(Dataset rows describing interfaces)
::::::::

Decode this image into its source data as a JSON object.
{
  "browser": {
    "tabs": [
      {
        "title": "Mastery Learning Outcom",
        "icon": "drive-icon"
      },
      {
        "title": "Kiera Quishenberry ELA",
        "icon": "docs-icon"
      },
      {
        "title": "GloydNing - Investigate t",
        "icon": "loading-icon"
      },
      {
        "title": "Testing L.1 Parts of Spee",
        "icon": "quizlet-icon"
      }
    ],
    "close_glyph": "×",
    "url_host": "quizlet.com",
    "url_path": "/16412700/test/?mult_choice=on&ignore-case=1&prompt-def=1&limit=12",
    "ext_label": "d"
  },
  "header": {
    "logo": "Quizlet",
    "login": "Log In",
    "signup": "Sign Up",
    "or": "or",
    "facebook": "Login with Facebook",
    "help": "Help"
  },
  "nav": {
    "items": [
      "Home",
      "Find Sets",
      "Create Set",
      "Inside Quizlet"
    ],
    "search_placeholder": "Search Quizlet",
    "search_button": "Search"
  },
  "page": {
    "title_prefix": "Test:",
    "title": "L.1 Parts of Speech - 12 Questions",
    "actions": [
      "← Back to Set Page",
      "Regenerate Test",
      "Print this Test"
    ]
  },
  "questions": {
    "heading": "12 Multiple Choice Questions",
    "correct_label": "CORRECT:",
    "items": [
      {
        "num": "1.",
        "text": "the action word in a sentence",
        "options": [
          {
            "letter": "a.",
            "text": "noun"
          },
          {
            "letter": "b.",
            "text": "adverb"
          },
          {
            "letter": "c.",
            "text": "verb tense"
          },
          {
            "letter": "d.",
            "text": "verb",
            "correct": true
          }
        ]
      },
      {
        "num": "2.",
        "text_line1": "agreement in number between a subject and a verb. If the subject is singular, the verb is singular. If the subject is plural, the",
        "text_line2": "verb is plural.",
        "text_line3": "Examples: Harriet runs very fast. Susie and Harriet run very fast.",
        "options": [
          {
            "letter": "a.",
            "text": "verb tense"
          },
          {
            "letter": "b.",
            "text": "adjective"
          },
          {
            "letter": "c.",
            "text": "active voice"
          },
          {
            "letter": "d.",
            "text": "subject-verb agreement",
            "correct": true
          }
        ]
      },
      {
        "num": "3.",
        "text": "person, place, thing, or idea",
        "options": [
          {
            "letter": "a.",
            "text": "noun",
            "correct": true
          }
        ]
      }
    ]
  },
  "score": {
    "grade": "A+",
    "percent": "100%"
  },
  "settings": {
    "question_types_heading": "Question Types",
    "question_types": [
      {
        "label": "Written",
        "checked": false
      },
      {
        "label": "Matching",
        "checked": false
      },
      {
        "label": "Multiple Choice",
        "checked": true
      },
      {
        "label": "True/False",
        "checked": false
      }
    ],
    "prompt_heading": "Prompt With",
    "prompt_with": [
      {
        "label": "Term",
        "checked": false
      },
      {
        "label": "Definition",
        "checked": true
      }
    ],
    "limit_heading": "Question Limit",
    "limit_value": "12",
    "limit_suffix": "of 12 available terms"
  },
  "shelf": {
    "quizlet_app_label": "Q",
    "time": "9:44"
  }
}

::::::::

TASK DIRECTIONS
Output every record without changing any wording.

YOUR SOLUTION
Decode this image into its source data as a JSON object.
{
  "browser": {
    "tabs": [
      {
        "title": "Mastery Learning Outcom",
        "icon": "drive-icon"
      },
      {
        "title": "Kiera Quishenberry ELA",
        "icon": "docs-icon"
      },
      {
        "title": "GloydNing - Investigate t",
        "icon": "loading-icon"
      },
      {
        "title": "Testing L.1 Parts of Spee",
        "icon": "quizlet-icon"
      }
    ],
    "close_glyph": "×",
    "url_host": "quizlet.com",
    "url_path": "/16412700/test/?mult_choice=on&ignore-case=1&prompt-def=1&limit=12",
    "ext_label": "d"
  },
  "header": {
    "logo": "Quizlet",
    "login": "Log In",
    "signup": "Sign Up",
    "or": "or",
    "facebook": "Login with Facebook",
    "help": "Help"
  },
  "nav": {
    "items": [
      "Home",
      "Find Sets",
      "Create Set",
      "Inside Quizlet"
    ],
    "search_placeholder": "Search Quizlet",
    "search_button": "Search"
  },
  "page": {
    "title_prefix": "Test:",
    "title": "L.1 Parts of Speech - 12 Questions",
    "actions": [
      "← Back to Set Page",
      "Regenerate Test",
      "Print this Test"
    ]
  },
  "questions": {
    "heading": "12 Multiple Choice Questions",
    "correct_label": "CORRECT:",
    "items": [
      {
        "num": "1.",
        "text": "the action word in a sentence",
        "options": [
          {
            "letter": "a.",
            "text": "noun"
          },
          {
            "letter": "b.",
            "text": "adverb"
          },
          {
            "letter": "c.",
            "text": "verb tense"
          },
          {
            "letter": "d.",
            "text": "verb",
            "correct": true
          }
        ]
      },
      {
        "num": "2.",
        "text_line1": "agreement in number between a subject and a verb. If the subject is singular, the verb is singular. If the subject is plural, the",
        "text_line2": "verb is plural.",
        "text_line3": "Examples: Harriet runs very fast. Susie and Harriet run very fast.",
        "options": [
          {
            "letter": "a.",
            "text": "verb tense"
          },
          {
            "letter": "b.",
            "text": "adjective"
          },
          {
            "letter": "c.",
            "text": "active voice"
          },
          {
            "letter": "d.",
            "text": "subject-verb agreement",
            "correct": true
          }
        ]
      },
      {
        "num": "3.",
        "text": "person, place, thing, or idea",
        "options": [
          {
            "letter": "a.",
            "text": "noun",
            "correct": true
          }
        ]
      }
    ]
  },
  "score": {
    "grade": "A+",
    "percent": "100%"
  },
  "settings": {
    "question_types_heading": "Question Types",
    "question_types": [
      {
        "label": "Written",
        "checked": false
      },
      {
        "label": "Matching",
        "checked": false
      },
      {
        "label": "Multiple Choice",
        "checked": true
      },
      {
        "label": "True/False",
        "checked": false
      }
    ],
    "prompt_heading": "Prompt With",
    "prompt_with": [
      {
        "label": "Term",
        "checked": false
      },
      {
        "label": "Definition",
        "checked": true
      }
    ],
    "limit_heading": "Question Limit",
    "limit_value": "12",
    "limit_suffix": "of 12 available terms"
  },
  "shelf": {
    "quizlet_app_label": "Q",
    "time": "9:44"
  }
}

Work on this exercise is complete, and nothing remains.